>>>>>

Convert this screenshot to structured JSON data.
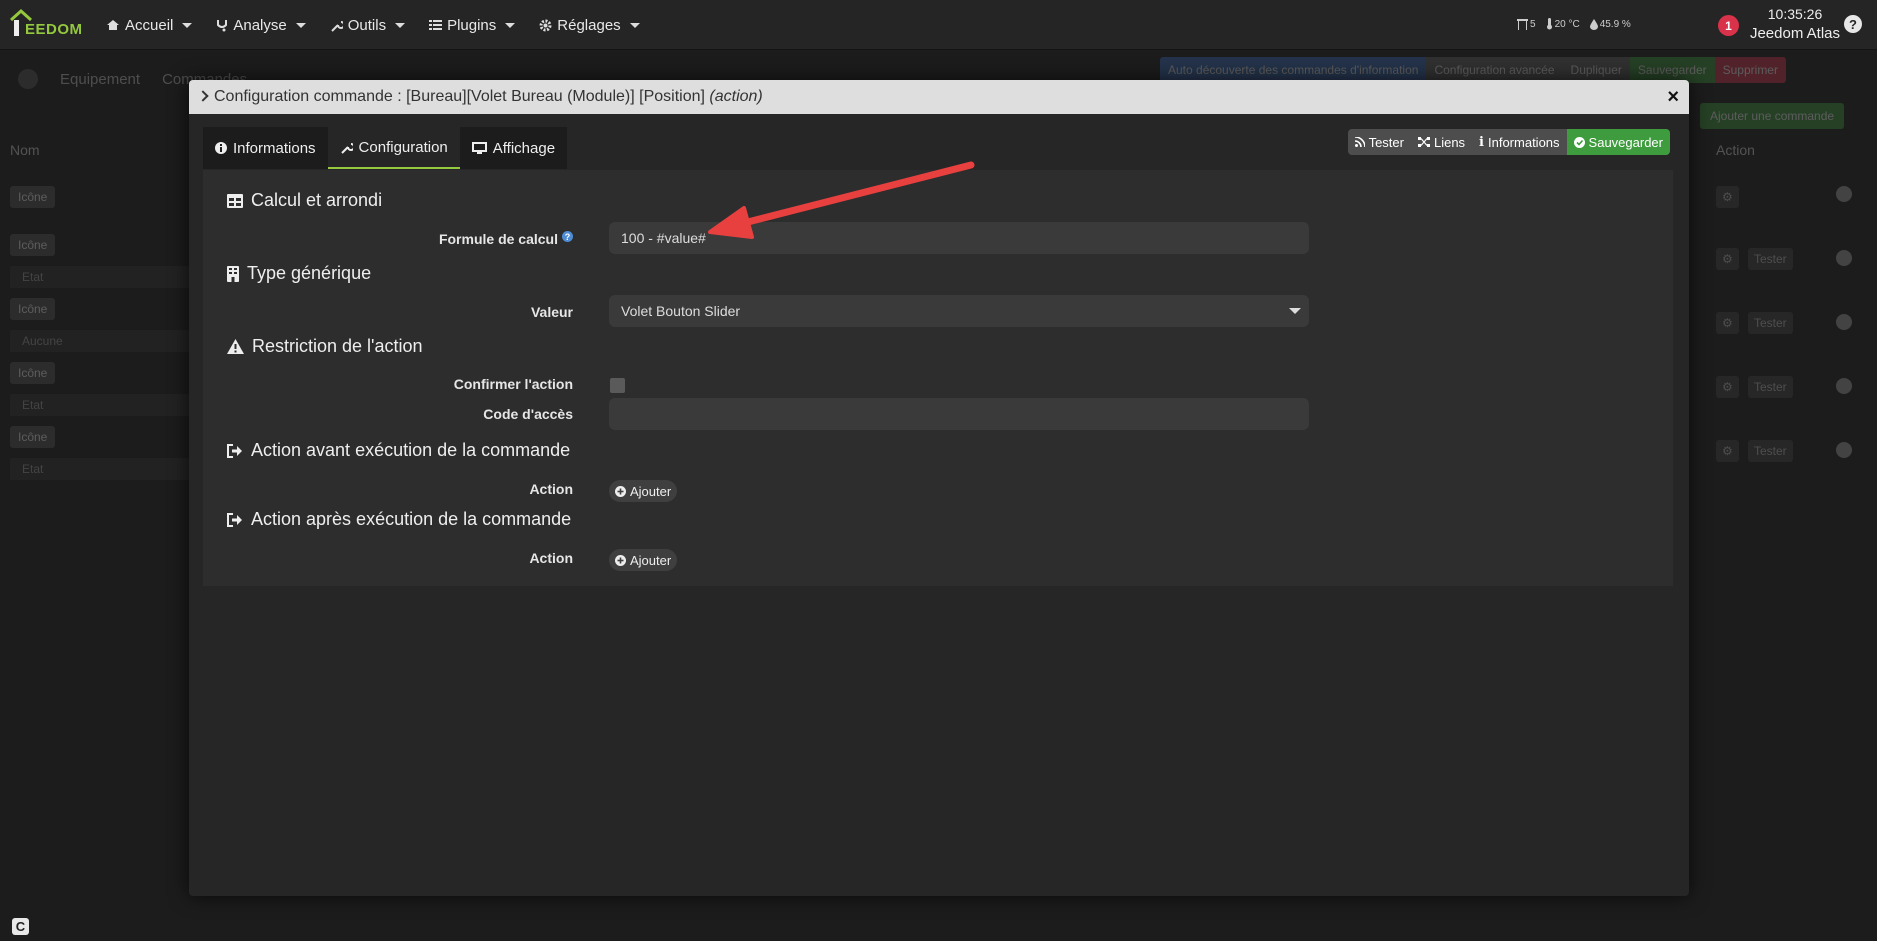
{
  "navbar": {
    "brand": "EEDOM",
    "menu": [
      {
        "label": "Accueil",
        "icon": "home-icon"
      },
      {
        "label": "Analyse",
        "icon": "stethoscope-icon"
      },
      {
        "label": "Outils",
        "icon": "wrench-icon"
      },
      {
        "label": "Plugins",
        "icon": "tasks-icon"
      },
      {
        "label": "Réglages",
        "icon": "gear-icon"
      }
    ],
    "weather": {
      "shutter": "5",
      "temperature": "20 °C",
      "humidity": "45.9 %"
    },
    "notifications": "1",
    "time": "10:35:26",
    "user": "Jeedom Atlas"
  },
  "background": {
    "tabs": [
      "Equipement",
      "Commandes"
    ],
    "toolbar": [
      "Auto découverte des commandes d'information",
      "Configuration avancée",
      "Dupliquer",
      "Sauvegarder",
      "Supprimer"
    ],
    "add_command": "Ajouter une commande",
    "col_name": "Nom",
    "col_action": "Action",
    "chip": "Icône",
    "rows_sub": [
      "Etat",
      "Aucune",
      "Etat",
      "Etat"
    ],
    "test_label": "Tester"
  },
  "modal": {
    "title_main": "Configuration commande : [Bureau][Volet Bureau (Module)] [Position] ",
    "title_type": "(action)",
    "close": "×",
    "tabs": [
      "Informations",
      "Configuration",
      "Affichage"
    ],
    "actions": [
      "Tester",
      "Liens",
      "Informations",
      "Sauvegarder"
    ],
    "sections": {
      "calc": "Calcul et arrondi",
      "generic": "Type générique",
      "restriction": "Restriction de l'action",
      "before": "Action avant exécution de la commande",
      "after": "Action après exécution de la commande"
    },
    "fields": {
      "formula_label": "Formule de calcul",
      "formula_value": "100 - #value#",
      "value_label": "Valeur",
      "value_selected": "Volet Bouton Slider",
      "confirm_label": "Confirmer l'action",
      "confirm_checked": false,
      "code_label": "Code d'accès",
      "code_value": "",
      "action_label": "Action",
      "add_label": "Ajouter"
    }
  },
  "colors": {
    "accent_green": "#94c93d",
    "save_green": "#3e9c3e",
    "danger": "#d9324b",
    "annotation_arrow": "#e8403f"
  }
}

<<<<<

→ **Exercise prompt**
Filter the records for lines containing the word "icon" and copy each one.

→ **Exercise output**
        "icon": "home-icon"
        "icon": "stethoscope-icon"
        "icon": "wrench-icon"
        "icon": "tasks-icon"
        "icon": "gear-icon"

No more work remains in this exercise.